ARTHROPOD MUSEUM NOTES
Number 66 • July 30, 2009 • Jeffrey K. Barnes
Giant swallowtail, orange dog
Genus and species: Papilio cresphontes Cramer
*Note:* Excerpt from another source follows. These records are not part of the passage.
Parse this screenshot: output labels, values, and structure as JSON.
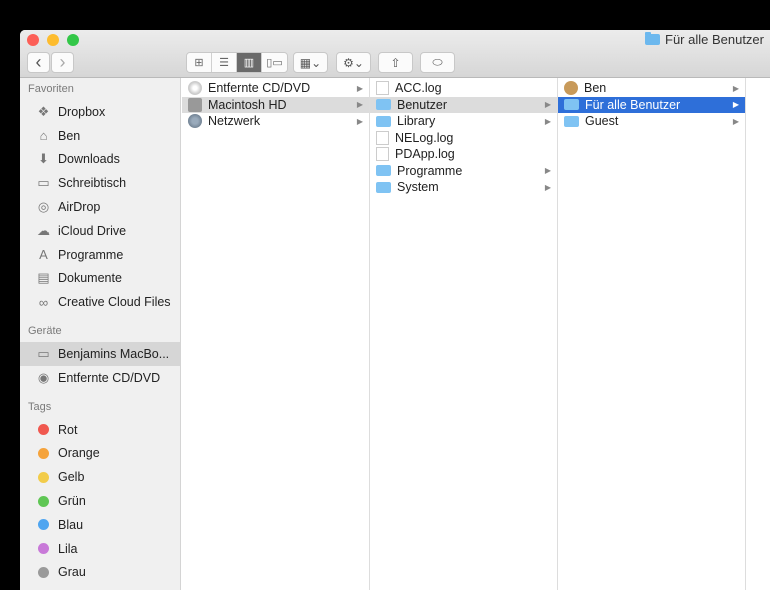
{
  "window": {
    "title": "Für alle Benutzer"
  },
  "toolbar": {
    "back": "‹",
    "forward": "›",
    "views": [
      "icon-view",
      "list-view",
      "column-view",
      "coverflow-view"
    ],
    "arrange": "▦⌄",
    "action": "⚙⌄",
    "share": "⇧",
    "tags": "⬭"
  },
  "sidebar": {
    "favorites_header": "Favoriten",
    "favorites": [
      {
        "label": "Dropbox",
        "icon": "❖"
      },
      {
        "label": "Ben",
        "icon": "⌂"
      },
      {
        "label": "Downloads",
        "icon": "⬇"
      },
      {
        "label": "Schreibtisch",
        "icon": "▭"
      },
      {
        "label": "AirDrop",
        "icon": "◎"
      },
      {
        "label": "iCloud Drive",
        "icon": "☁"
      },
      {
        "label": "Programme",
        "icon": "A"
      },
      {
        "label": "Dokumente",
        "icon": "▤"
      },
      {
        "label": "Creative Cloud Files",
        "icon": "∞"
      }
    ],
    "devices_header": "Geräte",
    "devices": [
      {
        "label": "Benjamins MacBo...",
        "icon": "▭"
      },
      {
        "label": "Entfernte CD/DVD",
        "icon": "◉"
      }
    ],
    "tags_header": "Tags",
    "tags": [
      {
        "label": "Rot",
        "color": "#f0584f"
      },
      {
        "label": "Orange",
        "color": "#f5a33b"
      },
      {
        "label": "Gelb",
        "color": "#f2cc4a"
      },
      {
        "label": "Grün",
        "color": "#5fc654"
      },
      {
        "label": "Blau",
        "color": "#4fa5f0"
      },
      {
        "label": "Lila",
        "color": "#c879d8"
      },
      {
        "label": "Grau",
        "color": "#9a9a9a"
      }
    ]
  },
  "columns": [
    [
      {
        "label": "Entfernte CD/DVD",
        "type": "cd",
        "arrow": true
      },
      {
        "label": "Macintosh HD",
        "type": "hd",
        "arrow": true,
        "state": "gray"
      },
      {
        "label": "Netzwerk",
        "type": "net",
        "arrow": true
      }
    ],
    [
      {
        "label": "ACC.log",
        "type": "file"
      },
      {
        "label": "Benutzer",
        "type": "folder",
        "arrow": true,
        "state": "gray"
      },
      {
        "label": "Library",
        "type": "folder",
        "arrow": true
      },
      {
        "label": "NELog.log",
        "type": "file"
      },
      {
        "label": "PDApp.log",
        "type": "file"
      },
      {
        "label": "Programme",
        "type": "folder",
        "arrow": true
      },
      {
        "label": "System",
        "type": "folder",
        "arrow": true
      }
    ],
    [
      {
        "label": "Ben",
        "type": "home",
        "arrow": true
      },
      {
        "label": "Für alle Benutzer",
        "type": "folder",
        "arrow": true,
        "state": "blue"
      },
      {
        "label": "Guest",
        "type": "folder",
        "arrow": true
      }
    ]
  ]
}
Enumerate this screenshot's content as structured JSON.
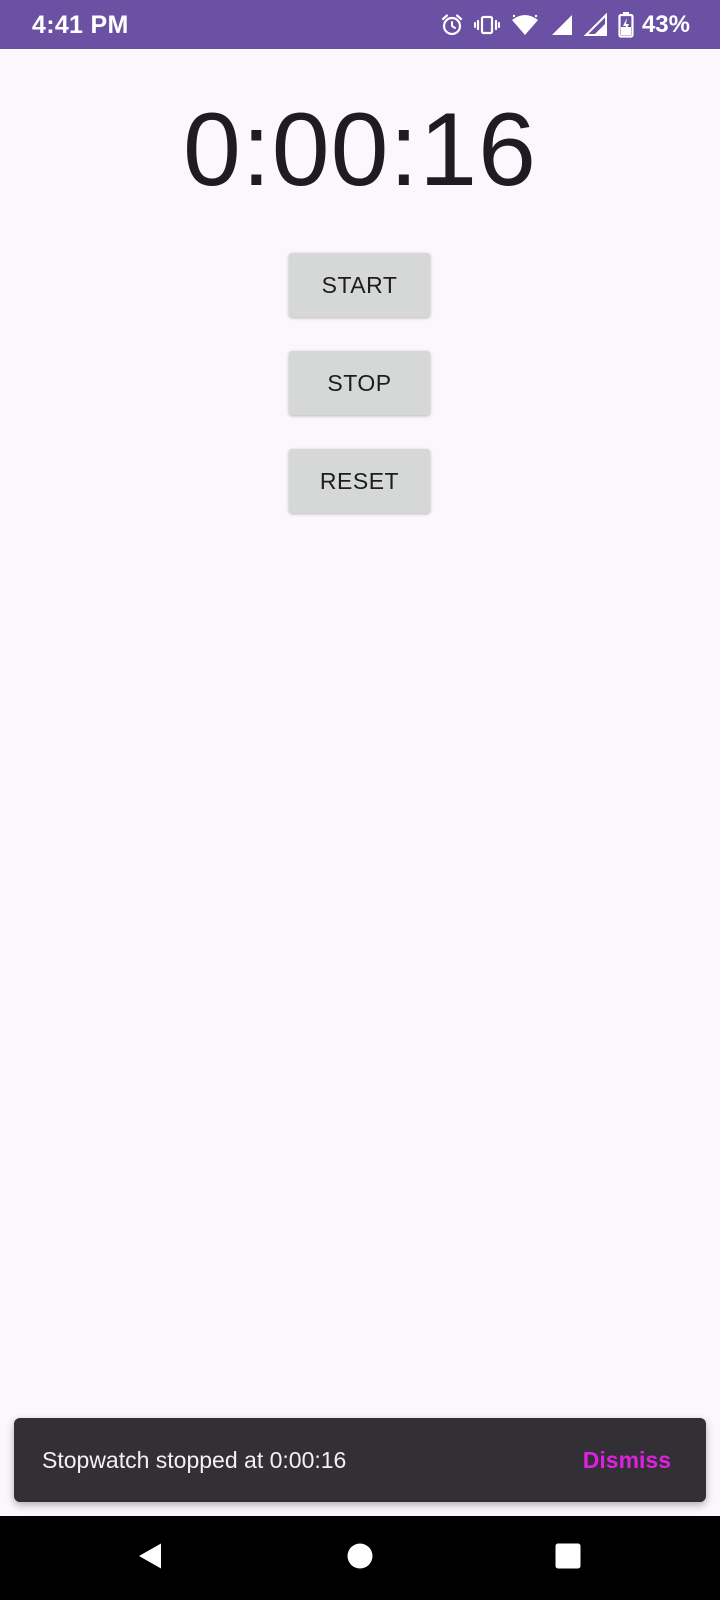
{
  "status_bar": {
    "time": "4:41 PM",
    "battery_percent": "43%",
    "icons": [
      "alarm-icon",
      "vibrate-icon",
      "wifi-icon",
      "signal-icon",
      "signal-icon",
      "battery-charging-icon"
    ],
    "background_color": "#6B51A3"
  },
  "stopwatch": {
    "elapsed": "0:00:16"
  },
  "buttons": {
    "start_label": "START",
    "stop_label": "STOP",
    "reset_label": "RESET"
  },
  "snackbar": {
    "message": "Stopwatch stopped at 0:00:16",
    "action_label": "Dismiss",
    "action_color": "#E020E0"
  },
  "nav_bar": {
    "icons": [
      "back-icon",
      "home-icon",
      "recents-icon"
    ]
  }
}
Arkansas homeowners occasionally find odd looking caterpillars defoliating small, potted citrus plants. These caterpillars, which are protected from predation in part by their resemblance to fresh bird droppings, are known as orange dogs. They will eventually pupate on the original host plant or travel a short distance to pupate on a fence or other vertical object. The adult that emerges from the chrysalis has a wing span of 3 ½ to 5 ½ inches. The upper surface of each forewing is black with diagonal yellow bars, and the lower surface is mostly yellow. Adults take nectar from many kinds of flowers and can be seen flying in open, sunny spaces, forest clearings, fields, gardens and citrus groves in the eastern United States (and within the past 50 years in Arizona and California), Caribbean islands, Mexico, Central America, and northern South America. They also sip liquid from mud and manure. They lay small spherical eggs on the upper surfaces of host plants, which include several species in the citrus family, Rutaceae, and a few other plant families.